Look through the records and report how many lines include the word "into", with no other words.

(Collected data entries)
*** Block opens ***

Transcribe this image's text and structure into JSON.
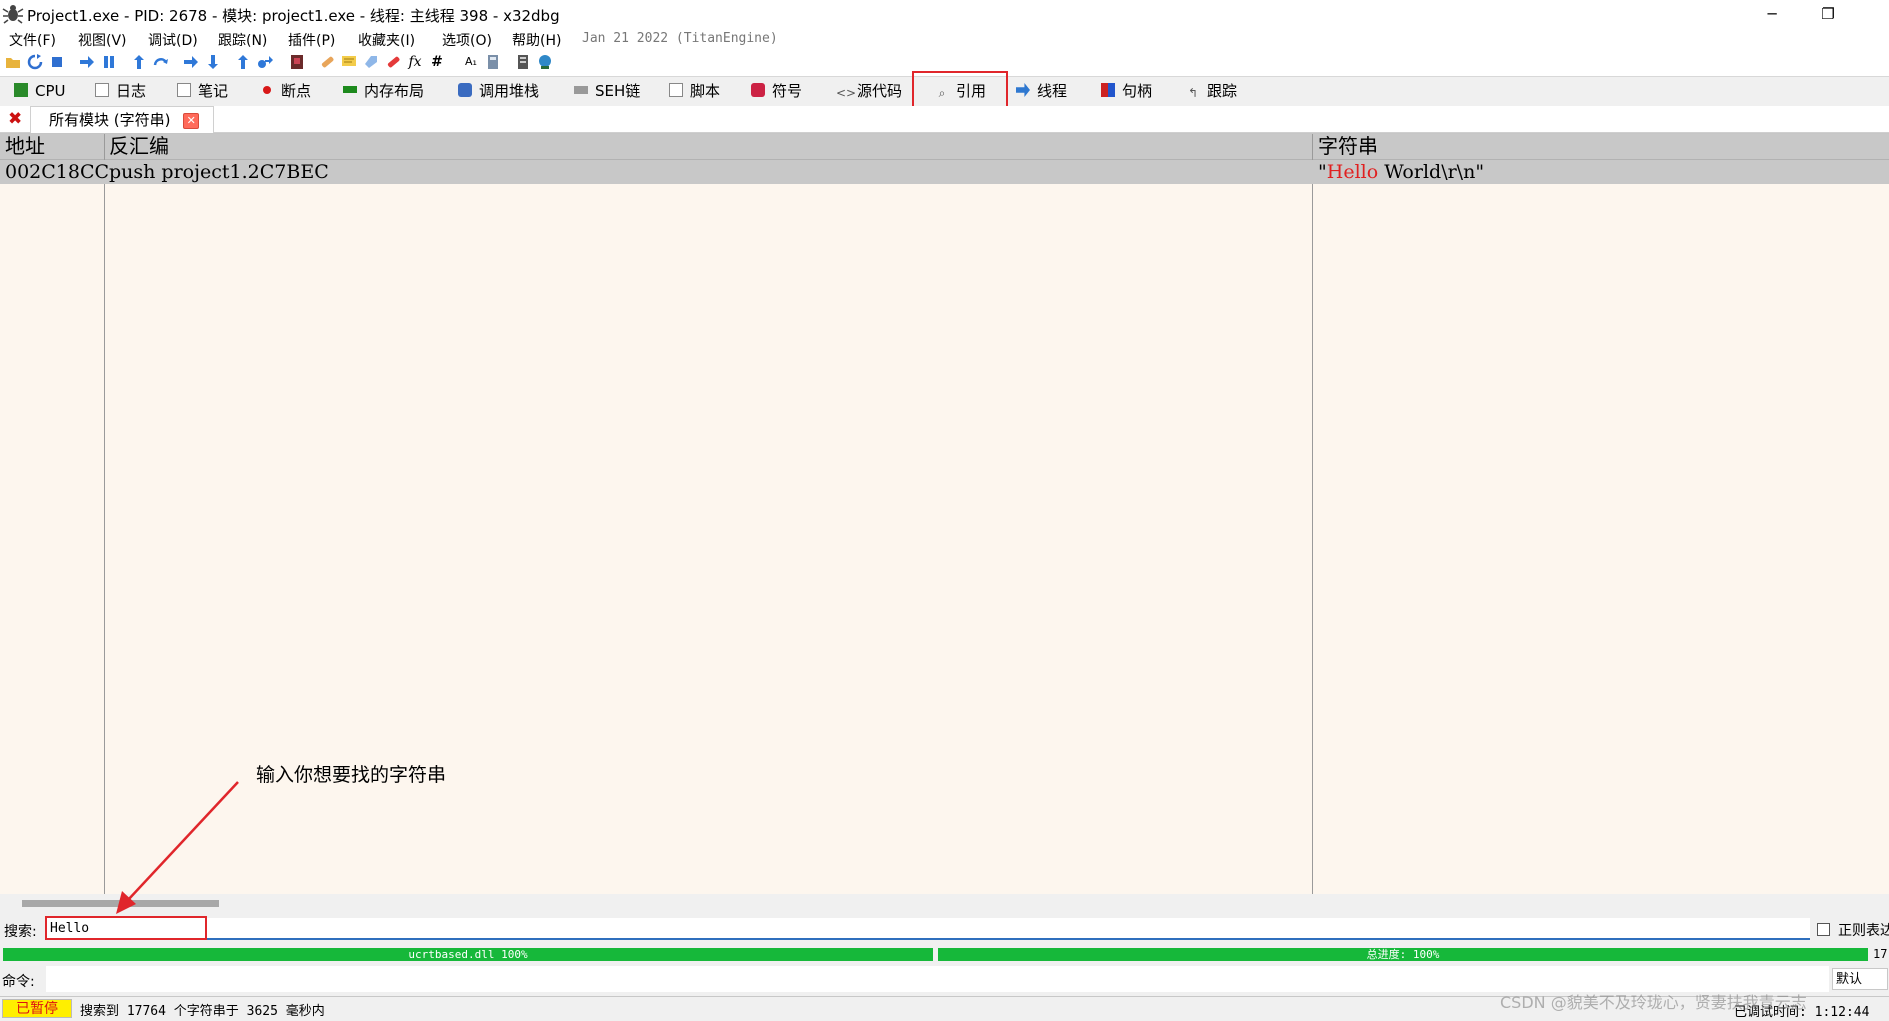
{
  "window": {
    "title": "Project1.exe - PID: 2678 - 模块: project1.exe - 线程: 主线程 398 - x32dbg",
    "minimize_glyph": "─",
    "restore_glyph": "❐"
  },
  "menu": {
    "items": [
      "文件(F)",
      "视图(V)",
      "调试(D)",
      "跟踪(N)",
      "插件(P)",
      "收藏夹(I)",
      "选项(O)",
      "帮助(H)"
    ],
    "build_info": "Jan 21 2022 (TitanEngine)"
  },
  "toolbar": {
    "icons": [
      "open-icon",
      "restart-icon",
      "stop-icon",
      "run-icon",
      "pause-icon",
      "step-into-icon",
      "step-over-icon",
      "trace-into-icon",
      "trace-over-icon",
      "execute-till-return-icon",
      "run-to-user-code-icon",
      "scylla-icon",
      "patch-icon",
      "comments-icon",
      "labels-icon",
      "bookmarks-icon",
      "functions-icon",
      "variables-icon",
      "font-icon",
      "calculator-icon",
      "help-icon",
      "about-icon"
    ],
    "function_glyph": "fx",
    "hash_glyph": "#",
    "font_glyph": "A₁"
  },
  "tabs": [
    {
      "label": "CPU",
      "icon": "cpu-icon",
      "color": "#2a8a2a"
    },
    {
      "label": "日志",
      "icon": "log-icon",
      "color": "#777777"
    },
    {
      "label": "笔记",
      "icon": "notes-icon",
      "color": "#777777"
    },
    {
      "label": "断点",
      "icon": "breakpoint-icon",
      "color": "#d81818"
    },
    {
      "label": "内存布局",
      "icon": "memory-map-icon",
      "color": "#1d8a1d"
    },
    {
      "label": "调用堆栈",
      "icon": "call-stack-icon",
      "color": "#3a6bc0"
    },
    {
      "label": "SEH链",
      "icon": "seh-icon",
      "color": "#777777"
    },
    {
      "label": "脚本",
      "icon": "script-icon",
      "color": "#777777"
    },
    {
      "label": "符号",
      "icon": "symbols-icon",
      "color": "#cc2244"
    },
    {
      "label": "源代码",
      "icon": "source-icon",
      "color": "#555555"
    },
    {
      "label": "引用",
      "icon": "references-icon",
      "color": "#555555"
    },
    {
      "label": "线程",
      "icon": "threads-icon",
      "color": "#2f78d0"
    },
    {
      "label": "句柄",
      "icon": "handles-icon",
      "color": "#cc2222"
    },
    {
      "label": "跟踪",
      "icon": "trace-icon",
      "color": "#555555"
    }
  ],
  "sub_tab": {
    "label": "所有模块 (字符串)",
    "close_glyph": "✕",
    "panel_close_glyph": "✖"
  },
  "table": {
    "columns": [
      "地址",
      "反汇编",
      "字符串"
    ],
    "rows": [
      {
        "address": "002C18CC",
        "disasm": "push project1.2C7BEC",
        "string_quote_open": "\"",
        "string_match": "Hello",
        "string_rest": " World\\r\\n\""
      }
    ],
    "match_color": "#e02020"
  },
  "annotation": {
    "text": "输入你想要找的字符串",
    "color": "#e0262b"
  },
  "search": {
    "label": "搜索:",
    "value": "Hello",
    "regex_label": "正则表达"
  },
  "progress": {
    "left_label": "ucrtbased.dll 100%",
    "right_label": "总进度: 100%",
    "left_fraction": 1.0,
    "right_fraction": 1.0,
    "count": "17"
  },
  "command": {
    "label": "命令:",
    "value": "",
    "mode": "默认"
  },
  "status": {
    "state": "已暂停",
    "message": "搜索到 17764 个字符串于 3625 毫秒内",
    "elapsed": "已调试时间: 1:12:44",
    "watermark": "CSDN @貌美不及玲珑心，贤妻扶我青云志"
  }
}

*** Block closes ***

- [YOUR SOLUTION]
3